A fight over dueling pension measures boils down to savings, which remain a moving target.
A new analysis released Tuesday by the City Controller’s Office shows Mayor Ed Lee’s pension measure could save The City about $50 million in fiscal year 2012-13 and between $90 million and $150 million annually through fiscal year 2021-22.
The analysis comes as the Board of Supervisors Rules Committee sent the measure Tuesday morning to the full board for a vote at the earliest on July 12. Supervisor Sean Elsbernd said the board would most likely make some amendments then and take the first vote on July 19.
The board, he said, would amend the measure with “only changes that are going to increase the savings.”
Public Defender Jeff Adachi continues to collect signatures to place his own pension measure on the same Nov. 8 ballot.
“The current so-called consensus plan falls far short of the savings that our city needs,” Adachi told the board’s Rules Committee last week.
A detailed analysis of Adachi’s measure has not yet been completed by the City Controller’s Office. Preliminary financial analysis previously released examined the pension rates in both proposals. Adachi said that analysis shows his proposal generates $50 million more a year in savings during the next decade.
Adachi’s measure imposes fluctuating pension contribution rates that increase higher than those rates in Lee’s measure when The City’s contributions go up.
Supporters of Lee’s measure have wanted Adachi to drop his measure. They are worried about Adachi's plan passing if there are dueling measures, and also about legal fights that are expected should Adachi’s measure prevail.
Lee’s measure was developed with a working group of labor leaders and was unveiled in May as the “consensus” measure.
Some groups remained critical of Lee's measure. City government retirees blasted certain provisions in the proposal during Tuesday’s hearing, including one about changing the governance of the Health Service System. The seven-member board that governs the system would have four appointed members, not just three, and health-care plans could be adopted with a simple majority, not the current two-thirds.
The effort to reduce pension costs come as The City’s pension bill could balloon to about $800 million in 2014.
New savings analysis released Tuesday on Mayor Ed Lee’s proposed pension measure for the Nov. 8 ballot. The measure will be heard by the Board of Supervisors on July 12.

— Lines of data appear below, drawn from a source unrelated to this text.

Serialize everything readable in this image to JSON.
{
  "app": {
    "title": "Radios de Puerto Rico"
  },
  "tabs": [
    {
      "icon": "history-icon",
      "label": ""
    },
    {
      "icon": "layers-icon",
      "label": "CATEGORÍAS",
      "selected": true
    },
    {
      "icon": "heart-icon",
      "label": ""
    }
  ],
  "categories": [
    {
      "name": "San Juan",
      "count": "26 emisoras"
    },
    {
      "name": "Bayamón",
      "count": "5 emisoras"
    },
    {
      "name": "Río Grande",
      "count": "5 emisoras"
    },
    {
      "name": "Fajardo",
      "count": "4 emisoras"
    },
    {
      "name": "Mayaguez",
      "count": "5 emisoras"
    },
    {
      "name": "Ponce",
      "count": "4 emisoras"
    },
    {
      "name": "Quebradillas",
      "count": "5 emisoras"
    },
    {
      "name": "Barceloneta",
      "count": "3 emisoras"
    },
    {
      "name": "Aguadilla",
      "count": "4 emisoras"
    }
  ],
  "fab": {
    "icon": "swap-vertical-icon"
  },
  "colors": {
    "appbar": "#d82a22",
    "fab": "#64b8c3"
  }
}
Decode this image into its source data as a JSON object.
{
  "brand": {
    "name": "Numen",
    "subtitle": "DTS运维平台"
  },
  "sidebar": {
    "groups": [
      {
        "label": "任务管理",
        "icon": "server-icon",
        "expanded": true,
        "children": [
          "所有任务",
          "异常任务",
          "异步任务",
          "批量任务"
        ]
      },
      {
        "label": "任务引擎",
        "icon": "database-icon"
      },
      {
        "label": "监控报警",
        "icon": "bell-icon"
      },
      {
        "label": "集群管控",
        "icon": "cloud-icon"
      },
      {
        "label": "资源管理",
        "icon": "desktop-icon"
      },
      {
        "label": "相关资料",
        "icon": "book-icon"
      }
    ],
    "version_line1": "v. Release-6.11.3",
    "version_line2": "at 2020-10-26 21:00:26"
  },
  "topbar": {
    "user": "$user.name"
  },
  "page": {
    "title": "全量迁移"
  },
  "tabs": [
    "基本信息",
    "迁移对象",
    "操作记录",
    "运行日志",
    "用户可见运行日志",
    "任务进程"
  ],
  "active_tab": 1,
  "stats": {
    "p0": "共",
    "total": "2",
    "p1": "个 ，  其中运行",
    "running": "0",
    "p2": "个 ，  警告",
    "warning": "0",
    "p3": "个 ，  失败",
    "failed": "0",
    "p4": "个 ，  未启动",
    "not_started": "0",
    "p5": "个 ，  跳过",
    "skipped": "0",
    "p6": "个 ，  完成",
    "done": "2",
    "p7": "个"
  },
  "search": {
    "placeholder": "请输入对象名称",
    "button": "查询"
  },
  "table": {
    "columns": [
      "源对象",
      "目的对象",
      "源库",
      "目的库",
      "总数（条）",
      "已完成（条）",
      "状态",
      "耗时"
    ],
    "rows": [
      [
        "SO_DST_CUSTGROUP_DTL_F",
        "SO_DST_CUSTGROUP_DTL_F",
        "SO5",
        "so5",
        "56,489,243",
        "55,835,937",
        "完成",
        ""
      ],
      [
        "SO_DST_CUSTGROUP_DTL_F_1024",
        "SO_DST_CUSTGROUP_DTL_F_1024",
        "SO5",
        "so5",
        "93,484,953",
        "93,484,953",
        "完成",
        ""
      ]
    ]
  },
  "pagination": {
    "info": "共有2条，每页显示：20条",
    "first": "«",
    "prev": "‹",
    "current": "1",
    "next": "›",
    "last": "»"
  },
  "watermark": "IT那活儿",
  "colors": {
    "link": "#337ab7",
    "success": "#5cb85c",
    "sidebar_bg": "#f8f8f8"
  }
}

$50M: Savings in FY2012-13
$90M-$150M: Savings annually FY2013-14 through FY2021-22
How savings are generated:
Source: City Controller’s Office